Of course, there is one practical concern - can the leader find sufficient copies of the play (in the same edition, if that's important) for each reader to have one without spending a lot of money?

Whether or not you allow for an audience is up to the group.

Saturday, February 7, 2009

One Idea in Detail: One Event per Day for a Quarter

One of the ideas on my first dozen list is to spend a HarvilleQuarter attending some sort of event in my home town (in my case, Madison, Wisconsin) every day, focusing primarily on those I most likely would not have attended without this incentive. In other words, besides the opportunities for learning, growth and playfulness, there could be some riskiness as well - not physical risk, but the risk that I won't enjoy them, or understand them, or may be surrounded by people who don't seem very much like me. Which means - it ought to make for a great HarvilleQuarter.

To visualize what this might be like, I’ve taken the last three Madison weekly newspapers (the Isthmus) and sketched out three weeks of daily events that I might actually enjoy. These particular events are listed in order, one per day, starting Thursday, January 22, 2009.

  1. Lululemonade, deep relaxation class
  2. Wisconsin Chamber Orchestra
  3. Duck Soup Cinema
  4. Cook for the homeless at Lutheran Campus Center
  5. Russian National Ballet
  6. University of Wisconsin Men's Tennis against Marquette
  7. Wild Ones Wildflower Photo Tour at Sequoya Branch Library (just 3 blocks from my house)
  8. Stand-up Comedy at the Comedy Club
  9. Madison Rep production of "Bus Stop"
  10. Sexy Ester and the Pretty Mama Sisters at Frequency
  11. Madison Gay Hockey Association
  12. Michael Hanson Jazz Group at the Samba
  13. Lunch lecture "Milton House and the Underground Railroad," Wisconsin Historical Society
  14. Bruce Bengtson organ concert, Luther Memorial
  15. Javier Calderon, guitarist
  16. Madison Museum of Contemporary Art, talk by exhibit curator
  17. Live simulcast of "Lucia di Lammermoor" by the Metropolitan Opera
  18. Ben Taylor, Schuyler Fisk at the High Noon Saloon
  19. Master class with Karen Caballero, soprano, and David Collins, pianist
  20. Lecture by Chrystia Freeland, Financial Times U.S. managing editor
  21. Lecture by Biddy Martin, UW chancellor
  22. UW Women's Basketball vs. Penn State

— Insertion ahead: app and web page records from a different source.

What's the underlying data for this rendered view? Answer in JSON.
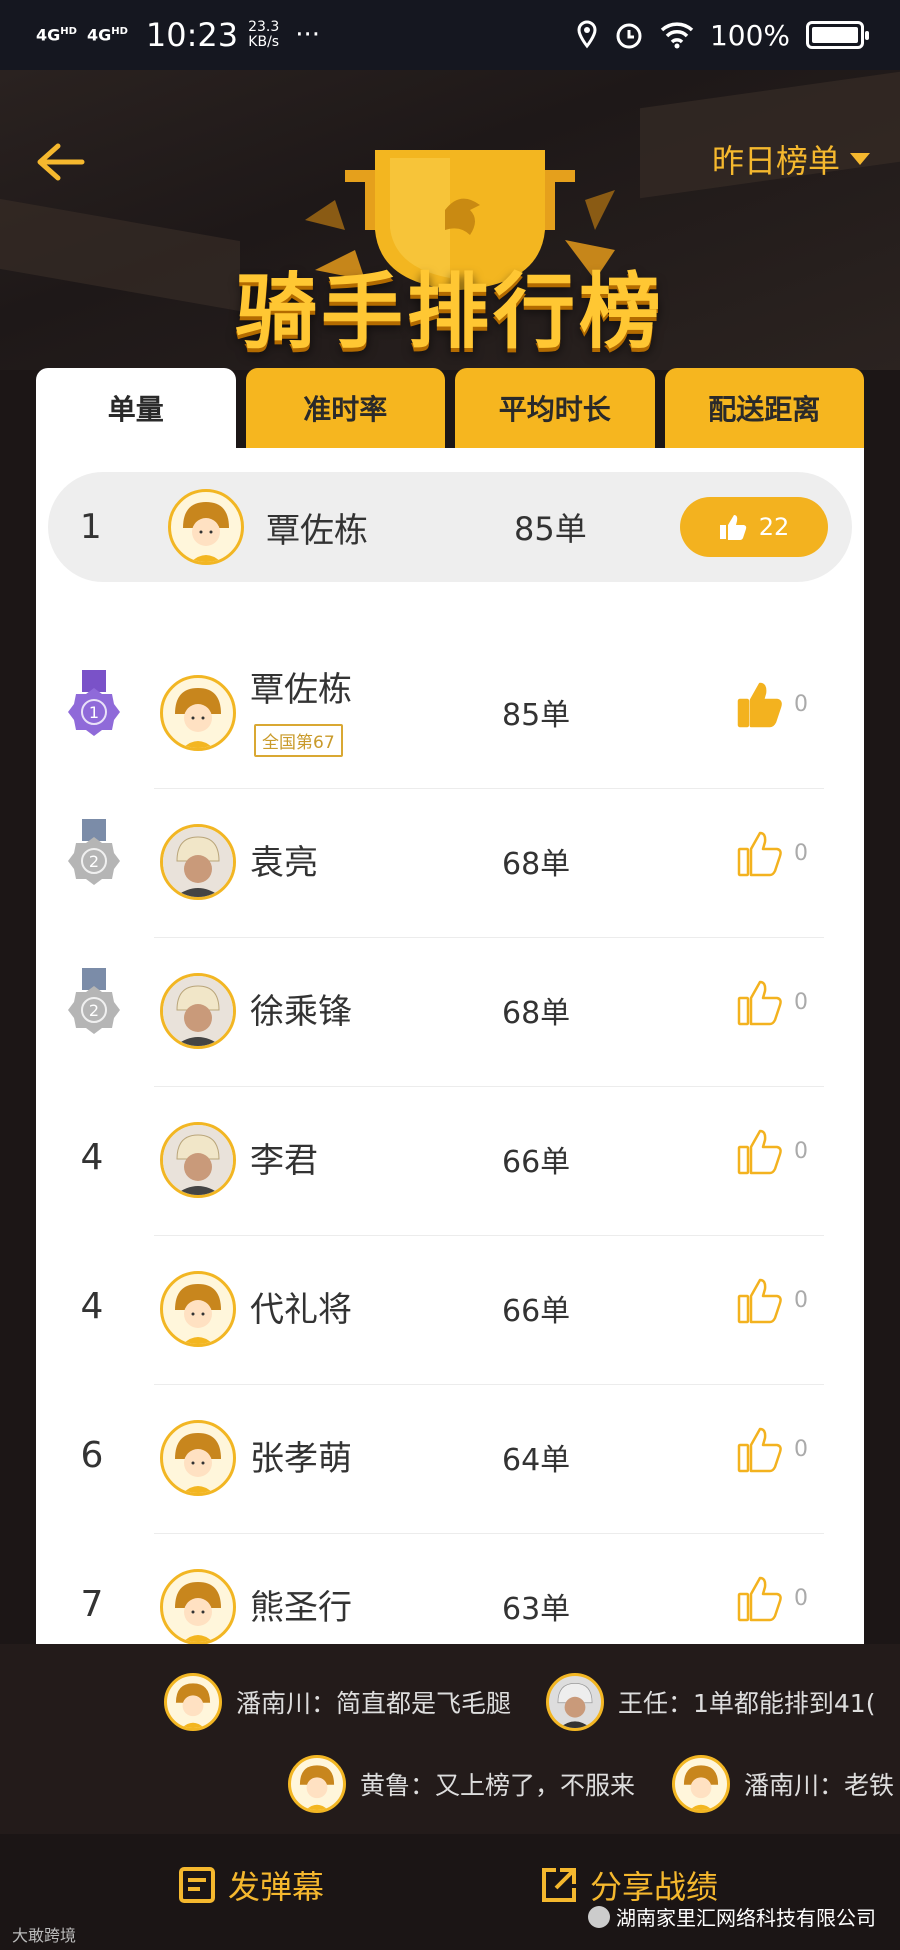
{
  "status_bar": {
    "net1": "4G",
    "net1_sup": "HD",
    "net2": "4G",
    "net2_sup": "HD",
    "time": "10:23",
    "speed_value": "23.3",
    "speed_unit": "KB/s",
    "dots": "···",
    "battery": "100%"
  },
  "header": {
    "title": "骑手排行榜",
    "period_label": "昨日榜单"
  },
  "tabs": [
    {
      "label": "单量",
      "active": true
    },
    {
      "label": "准时率",
      "active": false
    },
    {
      "label": "平均时长",
      "active": false
    },
    {
      "label": "配送距离",
      "active": false
    }
  ],
  "my_rank": {
    "rank": "1",
    "name": "覃佐栋",
    "orders": "85单",
    "likes": "22"
  },
  "riders": [
    {
      "rank": "1",
      "medal": "gold",
      "medal_text": "1",
      "name": "覃佐栋",
      "badge": "全国第67",
      "orders": "85单",
      "likes": "0",
      "liked": true
    },
    {
      "rank": "2",
      "medal": "silver",
      "medal_text": "2",
      "name": "袁亮",
      "badge": "",
      "orders": "68单",
      "likes": "0",
      "liked": false
    },
    {
      "rank": "2",
      "medal": "silver",
      "medal_text": "2",
      "name": "徐乘锋",
      "badge": "",
      "orders": "68单",
      "likes": "0",
      "liked": false
    },
    {
      "rank": "4",
      "medal": "",
      "medal_text": "",
      "name": "李君",
      "badge": "",
      "orders": "66单",
      "likes": "0",
      "liked": false
    },
    {
      "rank": "4",
      "medal": "",
      "medal_text": "",
      "name": "代礼将",
      "badge": "",
      "orders": "66单",
      "likes": "0",
      "liked": false
    },
    {
      "rank": "6",
      "medal": "",
      "medal_text": "",
      "name": "张孝萌",
      "badge": "",
      "orders": "64单",
      "likes": "0",
      "liked": false
    },
    {
      "rank": "7",
      "medal": "",
      "medal_text": "",
      "name": "熊圣行",
      "badge": "",
      "orders": "63单",
      "likes": "0",
      "liked": false
    }
  ],
  "danmu": [
    {
      "text": "潘南川：简直都是飞毛腿"
    },
    {
      "text": "王任：1单都能排到41("
    },
    {
      "text": "黄鲁：又上榜了，不服来"
    },
    {
      "text": "潘南川：老铁"
    }
  ],
  "bottom": {
    "danmu_button": "发弹幕",
    "share_button": "分享战绩",
    "watermark": "湖南家里汇网络科技有限公司",
    "brand": "大敢跨境"
  },
  "colors": {
    "accent": "#f5b82e",
    "tab_yellow": "#f6b61f",
    "background": "#1c1616"
  }
}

About half of these events are free or have no cover charge. I figured out that, buying the cheapest ticket when there are multiple prices, the three weeks would run me $137, or about $6.50 per day or less than a movie, which doesn't seem too bad for 22 days of entertainment.

I'm also struck by whole categories of events that I could have included, such as meetings of government organizations (and in a state capital, there are plenty of those), judicial bodies (a morning listening to arguments at the state supreme court, for example), religious ceremonies, high school athletics and musical or dramatic productions, poetry readings, volunteer opportunities and more. Over the course of three months, I can be exposed to an amazing array of new experiences.